  2. 2. Our Sacred Land – Chief Seattle for many days, he is numb to the stench. But if we sell our land, you must remember that the air, is precious to us, that the air shares its spirlt, with all the life it supports. The wind that gave our grandfather his first breath, also receives his last sigh. And the wind must also givs our children the spirit of life. So we will consider your offer to buy our land. If we decide to accept, I will make one condition. The white man must treat the beasts of this land as his brothers. I am a savage and I do not understand any other way. I have seen a thousand rotting buffaloes on the prairie, left by the white man who shot them from a passing train.
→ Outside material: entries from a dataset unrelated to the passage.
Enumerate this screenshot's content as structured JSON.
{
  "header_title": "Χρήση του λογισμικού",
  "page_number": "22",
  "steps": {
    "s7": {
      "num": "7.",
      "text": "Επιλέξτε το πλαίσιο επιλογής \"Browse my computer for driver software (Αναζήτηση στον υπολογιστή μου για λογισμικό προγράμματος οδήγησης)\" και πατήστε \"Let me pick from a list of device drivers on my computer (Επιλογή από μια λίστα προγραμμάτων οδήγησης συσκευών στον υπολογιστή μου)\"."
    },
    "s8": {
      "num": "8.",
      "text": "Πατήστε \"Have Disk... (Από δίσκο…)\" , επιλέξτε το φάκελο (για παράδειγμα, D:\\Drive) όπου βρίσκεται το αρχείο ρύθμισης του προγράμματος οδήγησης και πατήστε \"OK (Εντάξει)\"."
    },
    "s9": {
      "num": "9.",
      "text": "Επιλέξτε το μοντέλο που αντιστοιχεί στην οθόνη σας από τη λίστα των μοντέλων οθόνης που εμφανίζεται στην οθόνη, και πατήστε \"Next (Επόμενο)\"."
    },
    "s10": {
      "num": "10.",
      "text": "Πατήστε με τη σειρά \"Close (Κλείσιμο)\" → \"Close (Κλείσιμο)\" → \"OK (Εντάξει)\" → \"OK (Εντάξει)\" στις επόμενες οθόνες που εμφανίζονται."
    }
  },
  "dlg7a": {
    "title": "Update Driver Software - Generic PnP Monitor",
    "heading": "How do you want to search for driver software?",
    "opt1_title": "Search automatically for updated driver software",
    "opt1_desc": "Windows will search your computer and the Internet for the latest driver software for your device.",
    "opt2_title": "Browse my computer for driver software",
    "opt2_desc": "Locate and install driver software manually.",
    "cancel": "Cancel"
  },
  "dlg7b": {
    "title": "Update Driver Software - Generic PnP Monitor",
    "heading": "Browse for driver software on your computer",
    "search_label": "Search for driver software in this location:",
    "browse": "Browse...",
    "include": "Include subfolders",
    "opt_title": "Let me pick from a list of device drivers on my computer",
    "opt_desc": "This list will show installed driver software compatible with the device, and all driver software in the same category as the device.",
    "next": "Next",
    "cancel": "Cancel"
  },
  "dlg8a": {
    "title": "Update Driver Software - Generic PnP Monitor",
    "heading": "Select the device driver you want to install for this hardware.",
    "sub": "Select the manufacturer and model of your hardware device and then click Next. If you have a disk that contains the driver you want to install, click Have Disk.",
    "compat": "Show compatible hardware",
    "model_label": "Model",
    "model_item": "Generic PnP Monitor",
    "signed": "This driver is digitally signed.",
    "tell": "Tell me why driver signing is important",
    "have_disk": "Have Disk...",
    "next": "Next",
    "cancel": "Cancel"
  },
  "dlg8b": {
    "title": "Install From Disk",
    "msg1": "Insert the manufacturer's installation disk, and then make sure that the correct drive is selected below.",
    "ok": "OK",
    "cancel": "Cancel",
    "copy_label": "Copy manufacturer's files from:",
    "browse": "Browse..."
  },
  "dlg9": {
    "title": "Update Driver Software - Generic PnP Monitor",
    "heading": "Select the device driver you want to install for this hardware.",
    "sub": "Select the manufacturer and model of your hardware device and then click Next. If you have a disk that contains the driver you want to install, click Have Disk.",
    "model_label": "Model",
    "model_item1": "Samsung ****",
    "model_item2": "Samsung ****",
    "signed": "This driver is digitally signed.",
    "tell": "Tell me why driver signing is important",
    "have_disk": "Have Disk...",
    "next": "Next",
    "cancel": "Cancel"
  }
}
I am a savage and I do not understand how the smoking iron horse can be more important than the buffalo that we kill only to stay alive. What is man without the beasts? If all the beasts were gone, men would die from a great loneliness of spirit, for whatever happens to the beasts, soon happens to man. All things are connected. You must teach your children that the ground beneath their feet is the ashes of our grandfathers, so they will respect the land. Tell your children that the earth is rich with the lives of our kin. Whatever befalls the earth, befalls the sons of the earth. Man did not weave the web of life; he is merely a strand in it. Whatever he does to the web, he does to himself. It matters little where we pass the rest of our days. They are not many. A few more hours, a few more winters, and none of the children of the great tribes that once lived on this earth or that roam now, in small bands in the woods, will be left to mourn the graves of a people once powerful and hopeful as yours. One thing we know, which the white man may one day discover, our God is the same God. You may think now that you own HIM, as you wish to own our land; but you cannot. He is the God of man, and his compassion is equal for the red man and the white. The earth is precious to HIM and to harm the earth is to heap contempt on its creator. The whites too shall pass; perhaps sooner than all other tribes. Continue to contaminate your bed and you will one night suffocate in your own waste. But in your perishing, you will shine brightly, fired by the strength of the God who brought you to this land, and for some special purpose gave you domination over this land and over the red man. That destiny is a mystery to us for we do not understnd when the buffaloes are all slaughtered, the wild horses are tamed, the secret corners of thef orest, heavy with the scent of many men, and the view of the ripe hills blotted by talking wires. Where is the thicket gone? Where is the eagle gone? And what is it to say goodbye to the swift pony and the hunt? The end of living and the beginning of survival. So if we sell our land, love it as we've cared for it. Hold in your mind the memory of the land as it is when you take it. And with all your strength, with all your heart preserve it for your children, and love it,.... as God loves us all. Chief Seattle Scanned ,OCRed & proofread by Yapa Wijeratne (Sri Lanka) for the preservation. E-mail: Share this message with your friends. Enjoy & add the idea of this letter to your life. Yapa Wijeratne